Upon failing probation, extended supervision, or parole an offender faces the possibility of returning to jail or prison. That possibility becomes reality upon the probation officer initiating revocation proceedings and placing the offender on a hold.
If your probation officer threatens to revoke you, issues a warrant for you, or if you’ve committed a rule violation, certainly call a criminal defense attorney. At Van Severen Law Office our criminal defense attorneys aggressively fight probation revocations. Finally, call us at (414) 270-0202 to get started.
What’s the first step of probation revocation?
First, the probation officer places the offender on a “probation hold.” The agent initiates the hold when he believes the offender violated a rule of his supervision. Depending upon the underlying sentence, the offender may serve his hold in a local prison. For example, in Milwaukee there is the Milwaukee Secure Detention Facility, or MSDF. That facility is a prison. Only offenders facing revocation, or those serving short prison/rehab time find themselves in MSDF. Finally, smaller counties house inmates facing revocation in the county jail.
Investigation into the allegations:
The agent visits the offenders after a few days in custody. It’s during that interview the agent interviews the offender about what happened. Wisconsin law requires offenders give statements to their agents. Subsequently, law enforcement cannot use that statement for other prosecution. It’s a compelled statement. Therefore the agent doesn’t read Miranda warnings to the offender.
It’s frustrating when the probation officer doesn’t visit the offender immediately. However, that’s usually the process. Unfortunately, the agent need not immediately talk to the offender. The agent must meet with the offender to investigate a violation within a “reasonable amount of time.” If the offender has been the subject of an Order to Detain, the Department of Corrections advises its officers they should interview offenders within 3 days of being taken into custody. Finally, a supervision can extend the 3 days by an additional 3 days. The Regional Chief may extend for an additional 5 working days. Lastly, if further extension is necessary, a DOC administrator may approve “any additional time.”
What happens after the probation revocation investigation?
Upon completion of the investigation, the probation agent makes an important decision: am I going to revoke the offender or not? If the agent decides to revoke the offender, the offender must be notified within 2 working days of the violations he’s facing and the rights he has at a hearing. However, if the agent decides to not pursue revocation, the jail releases the offender.
The probation preliminary hearing:
Significantly, if the defendant requests, a preliminary hearing will be held within 15 days of the date of detention. In special circumstances that hearing can be pushed out an additional 5 days. There are a few purposes of the preliminary hearing:
- Firstly, whether there is probable cause to believe that the offender violated the terms of supervision; and
- Secondly, whether the offender should remain in custody pending the final revocation hearing.
Offenders, in the huge majority of cases, waive their preliminary hearing.
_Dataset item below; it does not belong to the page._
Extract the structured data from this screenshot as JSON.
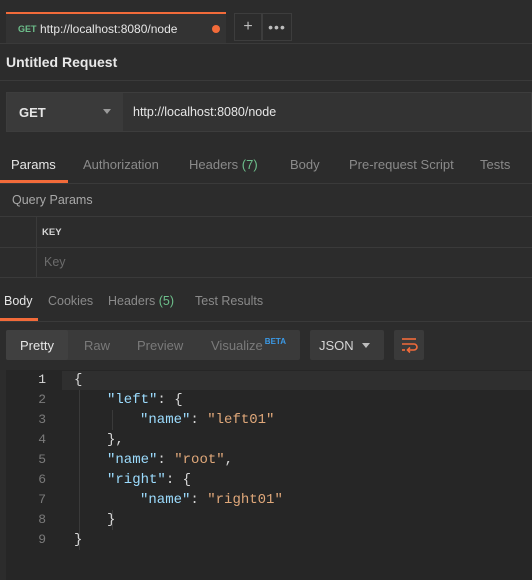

If the probation officer obtained a confession from the offender, the offender no longer has the right to a preliminary hearing.
It is rarely won, is often based on hearsay, and usually does not involve outside witnesses.
The final revocation hearing:
The final hearing must begin within 50 calendar days of the date of detention “unless the hearing has been postponed for cause.” Under special circumstances an additional 10 calendar day extension can be granted. Upon a violation of the timeframes, the jail may release the offender.
At the final hearing the agent must be prepared to prove the offender committed the alleged violations, that the conduct constitutes a violation of the rules or conditions of supervision, and the violations are sufficiently serious to require revocation according to legal standards. If the agent succeeds at the final hearing, the offender is revoked. With a solid defense, and a showing the agent failed to show a rule violation, the offender won’t be revoked.
Hire a top criminal defense attorney to work on your probation revocation case.
Probation revocations are incredibly complex matters. They’re certainly subject to difficult timeframes and rules. Our criminal defense attorneys understand the complexities involved in revocations. Surely you can fight revocation proceedings. And we think you should certainly do it with the assistance of a criminal defense attorney.
Our defense attorneys win revocations. We’ve won revocations. If you, a loved one, a friend, or anyone else faces revocation, call us. Finally: we answer phones 24/7. (414) 270-0202
(Our criminal defense attorneys updated this blog post on December 5, 2019.)